"God grant, my friends, you may aspire to such knowledge as this, and be enabled, every one of you to say for yourselves—" I know,—I do not conjecture:" for the word here relates to experimental knowledge—" I know, O Lord,
that thy judgments are right." It
might be said, it is an easy thing for you so to think, when you see the revolutions of kingdoms, the tottering of thrones, the distresses of some mortals, and the pains of others, that they are all right.—" Yes" —saith be,—" but I have the same persuasion about all my own sorrows; I do know, that, in faithfulness thou hast afflicted me."
Who does not recognise Robinson's wanner in all this?
Take another specimen from Sermon xli. The text is 2 Cor. ii. 7. "Lest, perhaps, such an one be swallowed up of overmuch sorrow."
"Never, as I imagine, did I perceive a more truly Christian spirit, even in St. Paul himself, than on a certain subject, just now, for the first time, remarked by me with weight, while I was reading this chapter to you. I am pleased, I am instructed, 1 am delighted with the beginning of the chapter. His words are these. "But I determined thus with myself, that I would not come again unto you in heaviness." The reason is astonishing and perhaps just (perhaps just!!) ** For if I make you sorry, who is he that shall make me glad, but the same that is made sorry by me?" It is admirable!
The apostle doth, in effect, say this, "Whatever I have written for correction,, for reproof, for rebuke, is far from my being willing to distress you: for, if I make you sorry, Christians, who in the world is to make me glad?" — Most noble thought! It intimates that if he hath not comfort,and fellowship, and communion with Christians, notwithstanding all their weaknesses and infirmities, he is never to expect it from any other society. For neither men of fortune, men of science, nor men of title, nor men of power,, merely as such, cunlrl ever make his heart gl-id. Admirable! I protest, if any man, under a profession of religion, can lie at home any where but in truly Christian, society, and truly christian conversation, I should very much doubt whether he ever partook of the grace of God in truth.

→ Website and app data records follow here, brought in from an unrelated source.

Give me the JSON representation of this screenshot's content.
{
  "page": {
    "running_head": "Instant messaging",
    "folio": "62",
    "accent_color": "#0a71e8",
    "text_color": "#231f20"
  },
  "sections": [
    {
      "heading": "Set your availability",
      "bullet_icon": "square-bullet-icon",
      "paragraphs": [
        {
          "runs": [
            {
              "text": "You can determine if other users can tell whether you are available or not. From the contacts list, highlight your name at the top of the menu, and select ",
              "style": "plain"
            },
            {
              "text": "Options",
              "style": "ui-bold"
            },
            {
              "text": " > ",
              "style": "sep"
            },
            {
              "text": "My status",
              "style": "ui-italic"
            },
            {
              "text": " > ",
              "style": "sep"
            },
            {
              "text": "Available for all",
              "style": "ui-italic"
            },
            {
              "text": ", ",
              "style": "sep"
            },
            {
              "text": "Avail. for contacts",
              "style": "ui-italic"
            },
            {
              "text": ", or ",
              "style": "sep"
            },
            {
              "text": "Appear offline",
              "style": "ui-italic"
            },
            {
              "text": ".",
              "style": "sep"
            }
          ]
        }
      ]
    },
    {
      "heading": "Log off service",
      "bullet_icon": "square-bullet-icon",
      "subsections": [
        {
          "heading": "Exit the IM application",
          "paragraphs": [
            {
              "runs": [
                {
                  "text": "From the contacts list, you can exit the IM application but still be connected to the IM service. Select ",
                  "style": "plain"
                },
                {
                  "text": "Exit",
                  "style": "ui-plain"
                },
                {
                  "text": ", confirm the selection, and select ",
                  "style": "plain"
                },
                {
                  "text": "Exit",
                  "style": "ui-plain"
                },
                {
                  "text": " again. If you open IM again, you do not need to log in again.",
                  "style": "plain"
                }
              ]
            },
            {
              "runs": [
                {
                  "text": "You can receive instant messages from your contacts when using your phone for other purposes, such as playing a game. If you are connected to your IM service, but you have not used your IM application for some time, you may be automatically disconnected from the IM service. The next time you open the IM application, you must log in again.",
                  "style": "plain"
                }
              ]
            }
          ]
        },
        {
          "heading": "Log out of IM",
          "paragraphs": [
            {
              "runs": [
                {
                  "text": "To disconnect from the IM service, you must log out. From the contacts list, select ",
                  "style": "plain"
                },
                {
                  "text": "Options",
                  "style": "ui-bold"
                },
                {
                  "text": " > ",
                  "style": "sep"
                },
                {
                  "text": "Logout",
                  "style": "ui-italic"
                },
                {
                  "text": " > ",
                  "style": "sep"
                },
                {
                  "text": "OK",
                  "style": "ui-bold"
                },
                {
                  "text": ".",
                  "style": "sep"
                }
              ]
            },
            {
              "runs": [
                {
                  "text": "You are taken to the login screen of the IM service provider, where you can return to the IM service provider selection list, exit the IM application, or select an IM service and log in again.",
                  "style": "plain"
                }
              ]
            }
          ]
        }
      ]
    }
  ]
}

"My dear friends: lay this fine thought to your hearts. Do not be shy of your Christian friends. Others may amuse you; tempt you; flatter you; hut who will comfort you? Where are you to be at home? where will you unbend the powers of your minds, the longings of your souls, and the rising affections of your hearts? Tell me nothing to the contrary. You cannot do it, if you are Christians; you cannot dn it but in truly christian company; and with people called by the mighty grace of God? Others could not do it; how then 6hnuld we do it? Why are we then so fond to scrape— (the meanness of the action deserves the meanness of the word)—to scrape acquaintance with people who cannot relish the doctrines of eternal life? Civil, we should be, to every body, hut, at home we can never be if we are partakers of the grace of Christ, but where Paul was. Ten thousand quarrels would die; tea thousand excellencies would rise, if we drank into this spirit, &c. &c.

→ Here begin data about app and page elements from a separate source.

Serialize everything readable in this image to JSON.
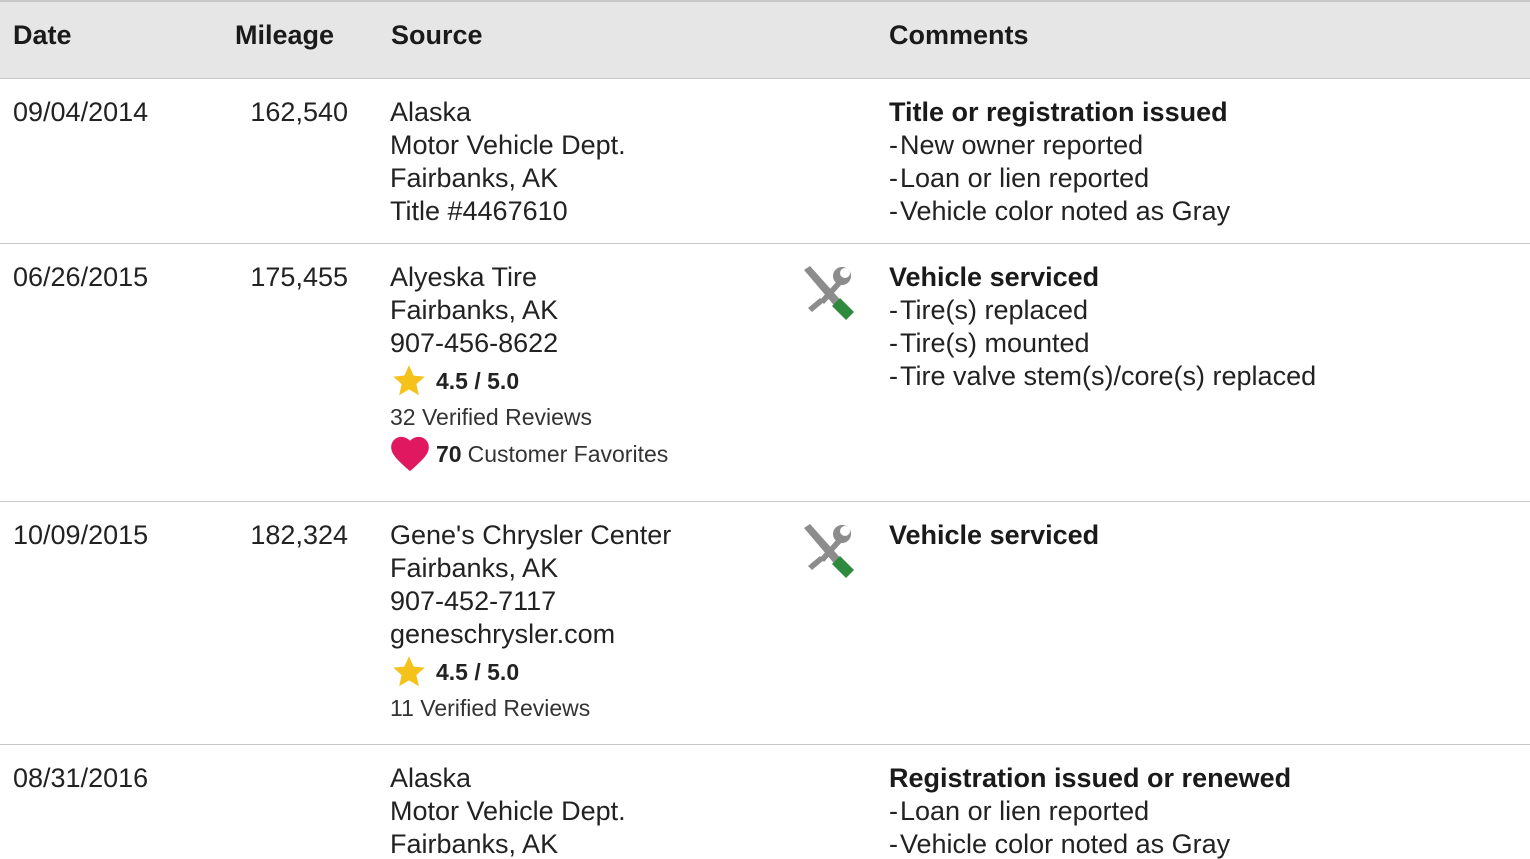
{
  "table": {
    "headers": {
      "date": "Date",
      "mileage": "Mileage",
      "source": "Source",
      "comments": "Comments"
    },
    "rows": [
      {
        "date": "09/04/2014",
        "mileage": "162,540",
        "source": [
          "Alaska",
          "Motor Vehicle Dept.",
          "Fairbanks, AK",
          "Title #4467610"
        ],
        "comment_title": "Title or registration issued",
        "comment_items": [
          "New owner reported",
          "Loan or lien reported",
          "Vehicle color noted as Gray"
        ]
      },
      {
        "date": "06/26/2015",
        "mileage": "175,455",
        "source": [
          "Alyeska Tire",
          "Fairbanks, AK",
          "907-456-8622"
        ],
        "rating": "4.5 / 5.0",
        "reviews": "32 Verified Reviews",
        "favorites_count": "70",
        "favorites_label": "Customer Favorites",
        "icon": "service-tools-icon",
        "comment_title": "Vehicle serviced",
        "comment_items": [
          "Tire(s) replaced",
          "Tire(s) mounted",
          "Tire valve stem(s)/core(s) replaced"
        ]
      },
      {
        "date": "10/09/2015",
        "mileage": "182,324",
        "source": [
          "Gene's Chrysler Center",
          "Fairbanks, AK",
          "907-452-7117",
          "geneschrysler.com"
        ],
        "rating": "4.5 / 5.0",
        "reviews": "11 Verified Reviews",
        "icon": "service-tools-icon",
        "comment_title": "Vehicle serviced"
      },
      {
        "date": "08/31/2016",
        "mileage": "",
        "source": [
          "Alaska",
          "Motor Vehicle Dept.",
          "Fairbanks, AK"
        ],
        "comment_title": "Registration issued or renewed",
        "comment_items": [
          "Loan or lien reported",
          "Vehicle color noted as Gray"
        ]
      }
    ]
  },
  "colors": {
    "header_bg": "#e6e6e6",
    "star": "#f5c21b",
    "heart": "#e0185f",
    "wrench_gray": "#8c8c8c",
    "screwdriver_green": "#2e8b3e"
  }
}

"I wish, my friends, with all my heart, you could consider human life, as a kind of history, or drama, consisting of more acts than one; so that when you read one act, or one scene of human life, you may not take it to be the whole: you may not form all your judgment by any one thing that comes under your notice.

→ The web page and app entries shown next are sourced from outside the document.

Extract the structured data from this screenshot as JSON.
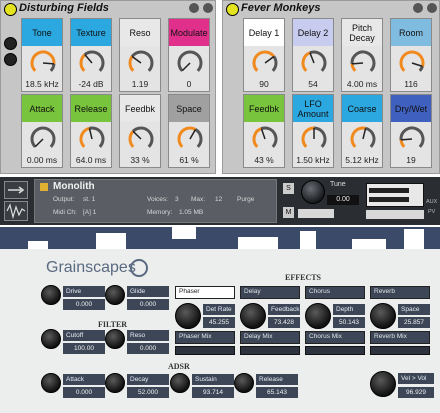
{
  "rack_left": {
    "title": "Disturbing Fields",
    "macros": [
      {
        "label": "Tone",
        "value": "18.5 kHz",
        "color": "#2ba8e0",
        "level": 0.85
      },
      {
        "label": "Texture",
        "value": "-24 dB",
        "color": "#2ba8e0",
        "level": 0.35
      },
      {
        "label": "Reso",
        "value": "1.19",
        "color": "#e8e8e8",
        "level": 0.3
      },
      {
        "label": "Modulate",
        "value": "0",
        "color": "#e0308c",
        "level": 0.0
      },
      {
        "label": "Attack",
        "value": "0.00 ms",
        "color": "#78c43c",
        "level": 0.0
      },
      {
        "label": "Release",
        "value": "64.0 ms",
        "color": "#78c43c",
        "level": 0.45
      },
      {
        "label": "Feedbk",
        "value": "33 %",
        "color": "#e8e8e8",
        "level": 0.33
      },
      {
        "label": "Space",
        "value": "61 %",
        "color": "#a0a0a0",
        "level": 0.61
      }
    ]
  },
  "rack_right": {
    "title": "Fever Monkeys",
    "macros": [
      {
        "label": "Delay 1",
        "value": "90",
        "color": "#ffffff",
        "level": 0.7
      },
      {
        "label": "Delay 2",
        "value": "54",
        "color": "#c8ccee",
        "level": 0.42
      },
      {
        "label": "Pitch Decay",
        "value": "4.00 ms",
        "color": "#e8e8e8",
        "level": 0.15
      },
      {
        "label": "Room",
        "value": "116",
        "color": "#80bce0",
        "level": 0.9
      },
      {
        "label": "Feedbk",
        "value": "43 %",
        "color": "#78c43c",
        "level": 0.43
      },
      {
        "label": "LFO Amount",
        "value": "1.50 kHz",
        "color": "#2ba8e0",
        "level": 0.5
      },
      {
        "label": "Coarse",
        "value": "5.12 kHz",
        "color": "#2ba8e0",
        "level": 0.55
      },
      {
        "label": "Dry/Wet",
        "value": "19",
        "color": "#4060c0",
        "level": 0.15
      }
    ]
  },
  "kontakt": {
    "instrument_name": "Monolith",
    "output_label": "Output:",
    "output_value": "st. 1",
    "voices_label": "Voices:",
    "voices_value": "3",
    "max_label": "Max:",
    "max_value": "12",
    "purge_label": "Purge",
    "midi_label": "Midi Ch:",
    "midi_value": "[A] 1",
    "memory_label": "Memory:",
    "memory_value": "1.05 MB",
    "tune_label": "Tune",
    "tune_value": "0.00",
    "solo_label": "S",
    "mute_label": "M",
    "aux_label": "AUX",
    "pv_label": "PV"
  },
  "grainscapes": {
    "logo": "Grainscapes",
    "sections": {
      "effects": "EFFECTS",
      "filter": "FILTER",
      "adsr": "ADSR"
    },
    "knobs": [
      {
        "label": "Drive",
        "value": "0.000"
      },
      {
        "label": "Glide",
        "value": "0.000"
      },
      {
        "label": "Cutoff",
        "value": "100.00"
      },
      {
        "label": "Reso",
        "value": "0.000"
      },
      {
        "label": "Attack",
        "value": "0.000"
      },
      {
        "label": "Decay",
        "value": "52.000"
      },
      {
        "label": "Sustain",
        "value": "93.714"
      },
      {
        "label": "Release",
        "value": "65.143"
      }
    ],
    "effects": [
      {
        "name": "Phaser",
        "param": "Det Rate",
        "value": "45.255",
        "mix": "Phaser Mix"
      },
      {
        "name": "Delay",
        "param": "Feedback",
        "value": "73.428",
        "mix": "Delay Mix"
      },
      {
        "name": "Chorus",
        "param": "Depth",
        "value": "50.143",
        "mix": "Chorus Mix"
      },
      {
        "name": "Reverb",
        "param": "Space",
        "value": "25.857",
        "mix": "Reverb Mix"
      }
    ],
    "velocity": {
      "label": "Vel > Vol",
      "value": "96.929"
    }
  }
}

"From the words I have read, I lay down this doctrine, strange as it may seem; but I venture to lay it down; and beg your patience; namely, That it is possible there may be overmuch sorrow for sin. The doctrine and instruction I raise from the words, is, that, it is a possible case, with some people in this world, to have, as the text expresseth it, over much sorrow, even for sin against God. I should think that my character will not be so much mistaken, as that I should now plead, to my dear Christian friends here, that I do not mean, by what I have said, that any sorrow of the sons of men can be in equality to the 6in committed. No sirs; were ye to weep from morning ts